Service designers create or improve end-to-end services. They focus on the user to uncover issues and test solutions.
Your role may involve the creation of, or change to, transactions, products, and content across digital and offline channels, including:
- carrying out design research
- engaging with users and stakeholders
- visually mapping and presenting concepts
- prototyping and testing
Starting your career
Useful school subjects for service designers include:
- Design and Technology
- Art and Design
- Computing Science
Work placements and volunteering
You may find it helpful to get some experience of working in healthcare by doing a work placement. There may also be opportunities to volunteer. This could help you when applying to university, college, or a new job with NHSScotland.
A Foundation Apprenticeship could give you the skills and work experience you need to start your career journey as a service designer.
Find out more about relevant Foundation Apprenticeships in:
Begin or continue developing relevant skills and experience for a service design role by doing a Modern Apprenticeship. Useful Modern Apprenticeships include:
College and university
You might choose to do an HND or a degree before starting your career as a service designer. Examples of relevant undergraduate degrees include:
- Digital Interaction
- Digital Design
- Product Design
You could also do a postgraduate qualification before becoming a service designer. Relevant postgraduate degrees include:
- Service Design
- Digital Service Design
- Design Innovation and Service Design
- Service Management and Design
- Human-Computer Interaction
- Design for Business
- Design for Healthcare
Many Scottish colleges and universities deliver courses in these areas. You should check specific entry requirements before applying.
Widening participation supports adult learners who want to go to university. If you’re an adult with few or no qualifications, you could get into higher education through the Scottish Wider Access Programme (SWAP).
Many universities also provide access programmes to help you get the degree entry qualifications you need.
Search for college or university courses on My World of Work.
As an NHSScotland service designer, you could work on researching a citizen’s journey through a new or existing service. You’ll then provide valuable insights on the development or improvement our services.
What you’ll do
Tasks you’ll work on include:
- designing and managing complex design-led projects
- conducting research to find out what users need
- mapping the journey to look for and solve any problems they could experience
- planning and leading workshops, focus groups, and interviews
- explaining your findings to colleagues
- developing prototypes to test your findings
- presenting the final service blueprint to colleagues
- preparing your design to be delivered
- improving outcomes and experiences for users
As a service designer, useful skills include:
- prototyping code
- prototyping programs and products
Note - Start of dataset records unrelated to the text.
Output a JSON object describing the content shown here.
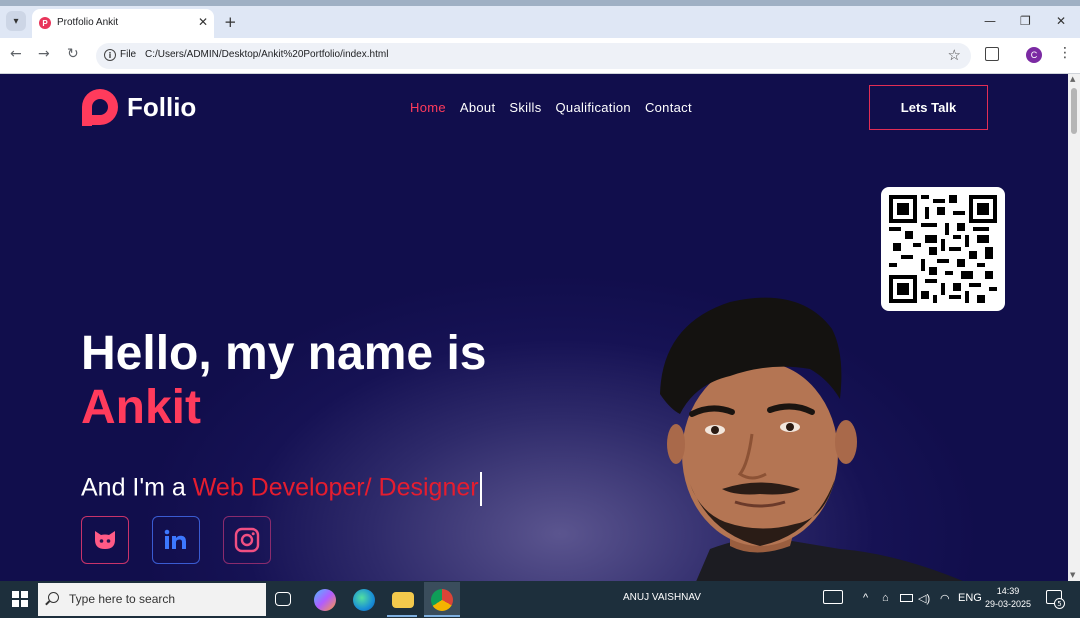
{
  "browser": {
    "tab_title": "Protfolio Ankit",
    "tab_close": "✕",
    "new_tab": "+",
    "file_label": "File",
    "url": "C:/Users/ADMIN/Desktop/Ankit%20Portfolio/index.html",
    "profile_initial": "C",
    "window_minimize": "—",
    "window_restore": "❐",
    "window_close": "✕"
  },
  "site": {
    "logo_text": "Follio",
    "nav": [
      {
        "label": "Home",
        "active": true
      },
      {
        "label": "About"
      },
      {
        "label": "Skills"
      },
      {
        "label": "Qualification"
      },
      {
        "label": "Contact"
      }
    ],
    "cta_label": "Lets Talk",
    "hero_line1": "Hello, my name is",
    "hero_name": "Ankit",
    "role_prefix": "And I'm a ",
    "role_highlight": "Web Developer/ Designer",
    "socials": [
      {
        "icon": "github-icon"
      },
      {
        "icon": "linkedin-icon"
      },
      {
        "icon": "instagram-icon"
      }
    ],
    "colors": {
      "accent": "#ff3b5c",
      "background": "#110e4c",
      "role_highlight": "#e51d2f"
    }
  },
  "taskbar": {
    "search_placeholder": "Type here to search",
    "center_label": "ANUJ VAISHNAV",
    "language": "ENG",
    "time": "14:39",
    "date": "29-03-2025",
    "notification_count": "5"
  }
}
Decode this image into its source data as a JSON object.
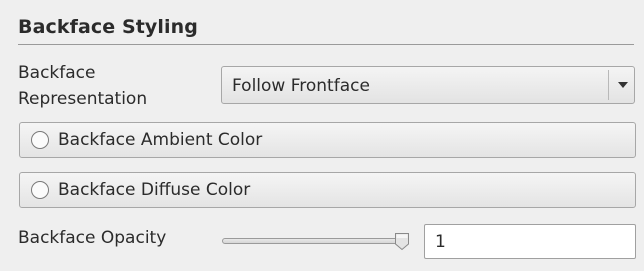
{
  "section": {
    "title": "Backface Styling"
  },
  "representation": {
    "label": "Backface Representation",
    "selected_value": "Follow Frontface",
    "dropdown_icon": "chevron-down-icon"
  },
  "ambient_color": {
    "label": "Backface Ambient Color"
  },
  "diffuse_color": {
    "label": "Backface Diffuse Color"
  },
  "opacity": {
    "label": "Backface Opacity",
    "value_text": "1",
    "slider_fraction": 1.0
  },
  "colors": {
    "background": "#efefef",
    "text": "#2b2b2b",
    "border": "#a7a7a7"
  }
}
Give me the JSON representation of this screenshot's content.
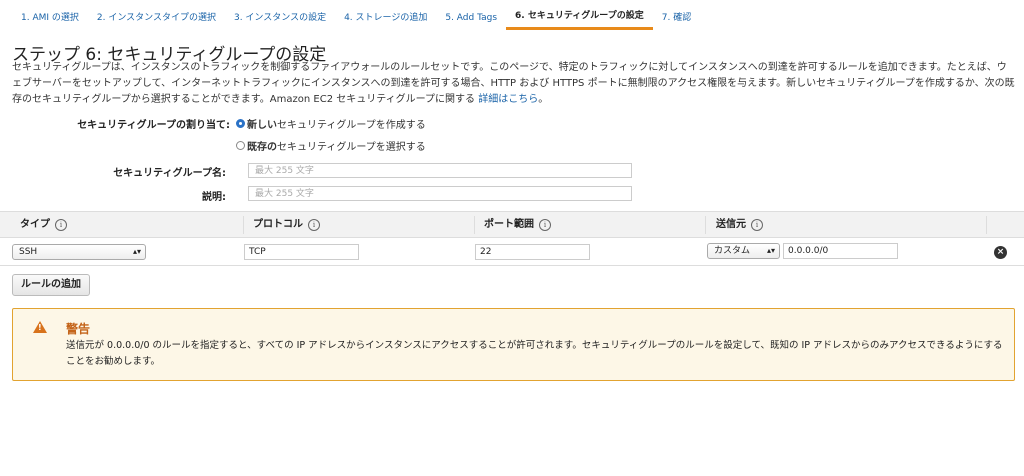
{
  "tabs": [
    {
      "label": "1. AMI の選択"
    },
    {
      "label": "2. インスタンスタイプの選択"
    },
    {
      "label": "3. インスタンスの設定"
    },
    {
      "label": "4. ストレージの追加"
    },
    {
      "label": "5. Add Tags"
    },
    {
      "label": "6. セキュリティグループの設定"
    },
    {
      "label": "7. 確認"
    }
  ],
  "page": {
    "title": "ステップ 6: セキュリティグループの設定",
    "description": "セキュリティグループは、インスタンスのトラフィックを制御するファイアウォールのルールセットです。このページで、特定のトラフィックに対してインスタンスへの到達を許可するルールを追加できます。たとえば、ウェブサーバーをセットアップして、インターネットトラフィックにインスタンスへの到達を許可する場合、HTTP および HTTPS ポートに無制限のアクセス権限を与えます。新しいセキュリティグループを作成するか、次の既存のセキュリティグループから選択することができます。Amazon EC2 セキュリティグループに関する ",
    "details_link": "詳細はこちら",
    "description_end": "。"
  },
  "form": {
    "assign_label": "セキュリティグループの割り当て:",
    "radio_new_bold": "新しい",
    "radio_new_rest": "セキュリティグループを作成する",
    "radio_existing_bold": "既存の",
    "radio_existing_rest": "セキュリティグループを選択する",
    "name_label": "セキュリティグループ名:",
    "name_placeholder": "最大 255 文字",
    "desc_label": "説明:",
    "desc_placeholder": "最大 255 文字"
  },
  "table": {
    "headers": [
      "タイプ",
      "プロトコル",
      "ポート範囲",
      "送信元"
    ],
    "info_glyph": "i",
    "row": {
      "type": "SSH",
      "protocol": "TCP",
      "port": "22",
      "source_type": "カスタム",
      "source_value": "0.0.0.0/0"
    }
  },
  "add_rule_label": "ルールの追加",
  "warning": {
    "title": "警告",
    "text": "送信元が 0.0.0.0/0 のルールを指定すると、すべての IP アドレスからインスタンスにアクセスすることが許可されます。セキュリティグループのルールを設定して、既知の IP アドレスからのみアクセスできるようにすることをお勧めします。"
  },
  "colors": {
    "link": "#1a63a8",
    "active_tab_underline": "#e88a1a",
    "warning_border": "#e2a330",
    "warning_title": "#c4641a"
  }
}
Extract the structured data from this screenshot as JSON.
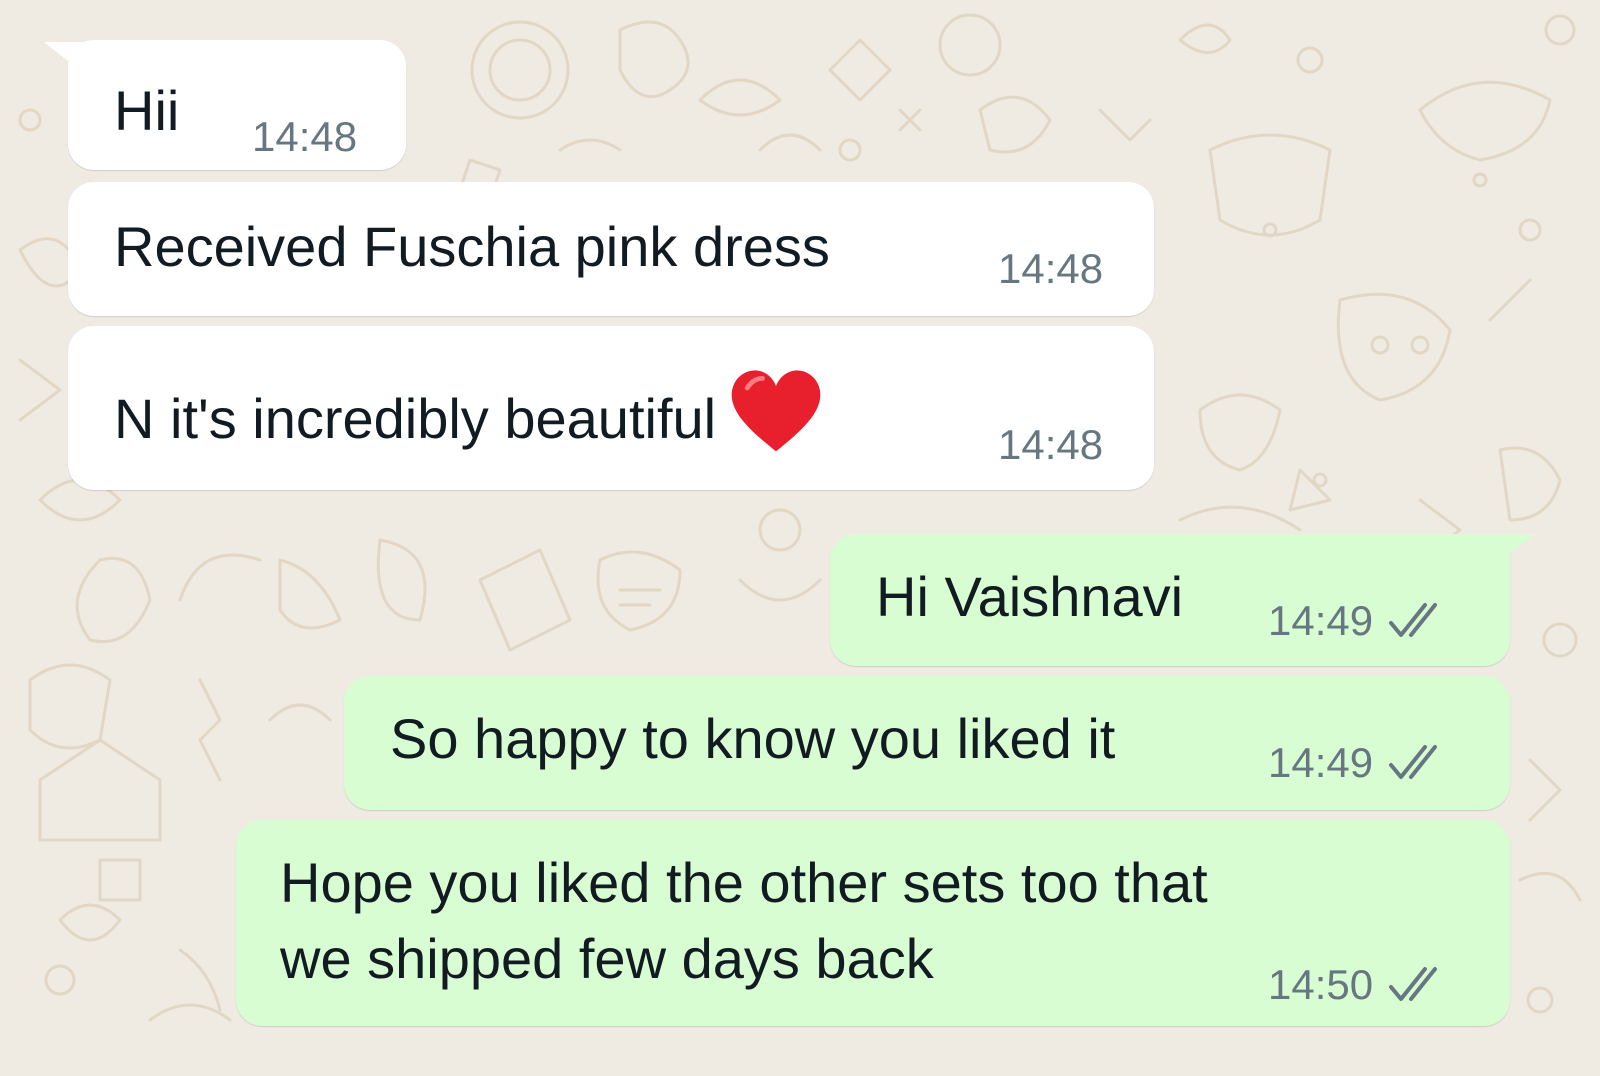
{
  "chat": {
    "colors": {
      "wallpaper": "#efeae2",
      "incoming_bubble": "#ffffff",
      "outgoing_bubble": "#d9fdd3",
      "text": "#111b21",
      "timestamp": "#667781",
      "read_ticks": "#667781",
      "heart": "#e8202e"
    },
    "messages": [
      {
        "direction": "incoming",
        "text": "Hii",
        "time": "14:48"
      },
      {
        "direction": "incoming",
        "text": "Received Fuschia pink dress",
        "time": "14:48"
      },
      {
        "direction": "incoming",
        "text": "N it's incredibly beautiful",
        "emoji": "heart-icon",
        "time": "14:48"
      },
      {
        "direction": "outgoing",
        "text": "Hi Vaishnavi",
        "time": "14:49",
        "status": "double-tick-icon"
      },
      {
        "direction": "outgoing",
        "text": "So happy to know you liked it",
        "time": "14:49",
        "status": "double-tick-icon"
      },
      {
        "direction": "outgoing",
        "lines": [
          "Hope you liked the other sets too that",
          "we shipped few days back"
        ],
        "time": "14:50",
        "status": "double-tick-icon"
      }
    ]
  }
}
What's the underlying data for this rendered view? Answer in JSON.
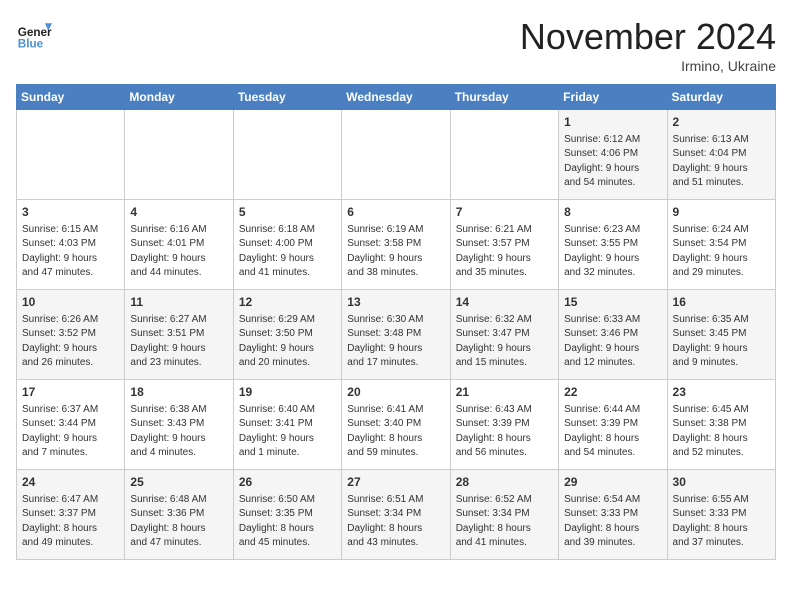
{
  "header": {
    "logo_general": "General",
    "logo_blue": "Blue",
    "month_title": "November 2024",
    "subtitle": "Irmino, Ukraine"
  },
  "days_of_week": [
    "Sunday",
    "Monday",
    "Tuesday",
    "Wednesday",
    "Thursday",
    "Friday",
    "Saturday"
  ],
  "weeks": [
    [
      {
        "day": "",
        "info": ""
      },
      {
        "day": "",
        "info": ""
      },
      {
        "day": "",
        "info": ""
      },
      {
        "day": "",
        "info": ""
      },
      {
        "day": "",
        "info": ""
      },
      {
        "day": "1",
        "info": "Sunrise: 6:12 AM\nSunset: 4:06 PM\nDaylight: 9 hours\nand 54 minutes."
      },
      {
        "day": "2",
        "info": "Sunrise: 6:13 AM\nSunset: 4:04 PM\nDaylight: 9 hours\nand 51 minutes."
      }
    ],
    [
      {
        "day": "3",
        "info": "Sunrise: 6:15 AM\nSunset: 4:03 PM\nDaylight: 9 hours\nand 47 minutes."
      },
      {
        "day": "4",
        "info": "Sunrise: 6:16 AM\nSunset: 4:01 PM\nDaylight: 9 hours\nand 44 minutes."
      },
      {
        "day": "5",
        "info": "Sunrise: 6:18 AM\nSunset: 4:00 PM\nDaylight: 9 hours\nand 41 minutes."
      },
      {
        "day": "6",
        "info": "Sunrise: 6:19 AM\nSunset: 3:58 PM\nDaylight: 9 hours\nand 38 minutes."
      },
      {
        "day": "7",
        "info": "Sunrise: 6:21 AM\nSunset: 3:57 PM\nDaylight: 9 hours\nand 35 minutes."
      },
      {
        "day": "8",
        "info": "Sunrise: 6:23 AM\nSunset: 3:55 PM\nDaylight: 9 hours\nand 32 minutes."
      },
      {
        "day": "9",
        "info": "Sunrise: 6:24 AM\nSunset: 3:54 PM\nDaylight: 9 hours\nand 29 minutes."
      }
    ],
    [
      {
        "day": "10",
        "info": "Sunrise: 6:26 AM\nSunset: 3:52 PM\nDaylight: 9 hours\nand 26 minutes."
      },
      {
        "day": "11",
        "info": "Sunrise: 6:27 AM\nSunset: 3:51 PM\nDaylight: 9 hours\nand 23 minutes."
      },
      {
        "day": "12",
        "info": "Sunrise: 6:29 AM\nSunset: 3:50 PM\nDaylight: 9 hours\nand 20 minutes."
      },
      {
        "day": "13",
        "info": "Sunrise: 6:30 AM\nSunset: 3:48 PM\nDaylight: 9 hours\nand 17 minutes."
      },
      {
        "day": "14",
        "info": "Sunrise: 6:32 AM\nSunset: 3:47 PM\nDaylight: 9 hours\nand 15 minutes."
      },
      {
        "day": "15",
        "info": "Sunrise: 6:33 AM\nSunset: 3:46 PM\nDaylight: 9 hours\nand 12 minutes."
      },
      {
        "day": "16",
        "info": "Sunrise: 6:35 AM\nSunset: 3:45 PM\nDaylight: 9 hours\nand 9 minutes."
      }
    ],
    [
      {
        "day": "17",
        "info": "Sunrise: 6:37 AM\nSunset: 3:44 PM\nDaylight: 9 hours\nand 7 minutes."
      },
      {
        "day": "18",
        "info": "Sunrise: 6:38 AM\nSunset: 3:43 PM\nDaylight: 9 hours\nand 4 minutes."
      },
      {
        "day": "19",
        "info": "Sunrise: 6:40 AM\nSunset: 3:41 PM\nDaylight: 9 hours\nand 1 minute."
      },
      {
        "day": "20",
        "info": "Sunrise: 6:41 AM\nSunset: 3:40 PM\nDaylight: 8 hours\nand 59 minutes."
      },
      {
        "day": "21",
        "info": "Sunrise: 6:43 AM\nSunset: 3:39 PM\nDaylight: 8 hours\nand 56 minutes."
      },
      {
        "day": "22",
        "info": "Sunrise: 6:44 AM\nSunset: 3:39 PM\nDaylight: 8 hours\nand 54 minutes."
      },
      {
        "day": "23",
        "info": "Sunrise: 6:45 AM\nSunset: 3:38 PM\nDaylight: 8 hours\nand 52 minutes."
      }
    ],
    [
      {
        "day": "24",
        "info": "Sunrise: 6:47 AM\nSunset: 3:37 PM\nDaylight: 8 hours\nand 49 minutes."
      },
      {
        "day": "25",
        "info": "Sunrise: 6:48 AM\nSunset: 3:36 PM\nDaylight: 8 hours\nand 47 minutes."
      },
      {
        "day": "26",
        "info": "Sunrise: 6:50 AM\nSunset: 3:35 PM\nDaylight: 8 hours\nand 45 minutes."
      },
      {
        "day": "27",
        "info": "Sunrise: 6:51 AM\nSunset: 3:34 PM\nDaylight: 8 hours\nand 43 minutes."
      },
      {
        "day": "28",
        "info": "Sunrise: 6:52 AM\nSunset: 3:34 PM\nDaylight: 8 hours\nand 41 minutes."
      },
      {
        "day": "29",
        "info": "Sunrise: 6:54 AM\nSunset: 3:33 PM\nDaylight: 8 hours\nand 39 minutes."
      },
      {
        "day": "30",
        "info": "Sunrise: 6:55 AM\nSunset: 3:33 PM\nDaylight: 8 hours\nand 37 minutes."
      }
    ]
  ]
}
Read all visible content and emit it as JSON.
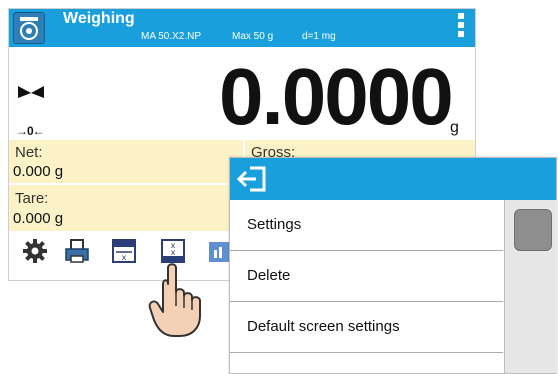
{
  "header": {
    "title": "Weighing",
    "model": "MA 50.X2.NP",
    "max": "Max 50 g",
    "division": "d=1 mg"
  },
  "display": {
    "reading": "0.0000",
    "unit": "g",
    "zero_indicator": "→0←"
  },
  "fields": {
    "net_label": "Net:",
    "net_value": "0.000 g",
    "gross_label": "Gross:",
    "tare_label": "Tare:",
    "tare_value": "0.000 g"
  },
  "toolbar": {
    "icons": [
      "gear-icon",
      "print-icon",
      "tare-icon",
      "function-icon",
      "more-icon"
    ]
  },
  "popup": {
    "items": [
      "Settings",
      "Delete",
      "Default screen settings"
    ]
  },
  "colors": {
    "header": "#19a0dc",
    "field_bg": "#fbf2c7"
  }
}
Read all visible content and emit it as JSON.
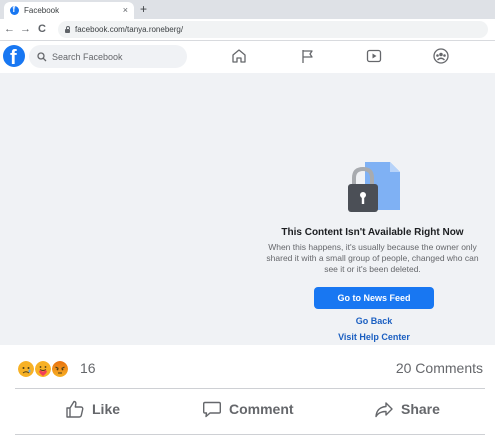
{
  "browser": {
    "tab_title": "Facebook",
    "tab_close": "×",
    "new_tab": "+",
    "back": "←",
    "forward": "→",
    "reload": "C",
    "url": "facebook.com/tanya.roneberg/"
  },
  "header": {
    "logo": "f",
    "search_placeholder": "Search Facebook",
    "nav_icons": [
      "home-icon",
      "flag-icon",
      "watch-icon",
      "groups-icon"
    ]
  },
  "unavailable": {
    "title": "This Content Isn't Available Right Now",
    "description_lines": [
      "When this happens, it's usually because the owner only",
      "shared it with a small group of people, changed who can",
      "see it or it's been deleted."
    ],
    "primary_button": "Go to News Feed",
    "link_back": "Go Back",
    "link_help": "Visit Help Center"
  },
  "post_footer": {
    "reactions": [
      "sad",
      "care",
      "angry"
    ],
    "reaction_count": "16",
    "comments": "20 Comments",
    "actions": {
      "like": "Like",
      "comment": "Comment",
      "share": "Share"
    }
  },
  "colors": {
    "brand": "#1877f2",
    "background": "#f0f2f5",
    "secondary_text": "#65676b",
    "link": "#1b5fc1"
  }
}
- strategic thinking
- user focus
- time management
You’ll also need to have knowledge of:
- the Scottish Approach to Service Design
- design, technology, and data principles
- agile methodology
- qualitative and quantitative research methods
Who you’ll work with
Service designers usually work with a group of other digital professionals. The product or design team can include roles such as:
- product manager
- delivery manager
- UX designer
- interaction designer
- graphic designer
- content designer
- user researcher
- software engineer
You’ll mainly be working in an office. However, you’ll be expected to travel to deliver workshops and meet with users.
Did you know?
We recruited our first service designers in 2018 when we set up NES Digital Service (NDS). NDS develops digital products that connect patients with clinicians. Find out more about NES Digital Service.
Learning and development
As a service designer with NHSScotland, you’ll learn a lot working in multi-disciplinary teams. These teams are made up of colleagues with clinical, care, and product expertise. Service designers working in the NHS build products iteratively and focus on learning from our users.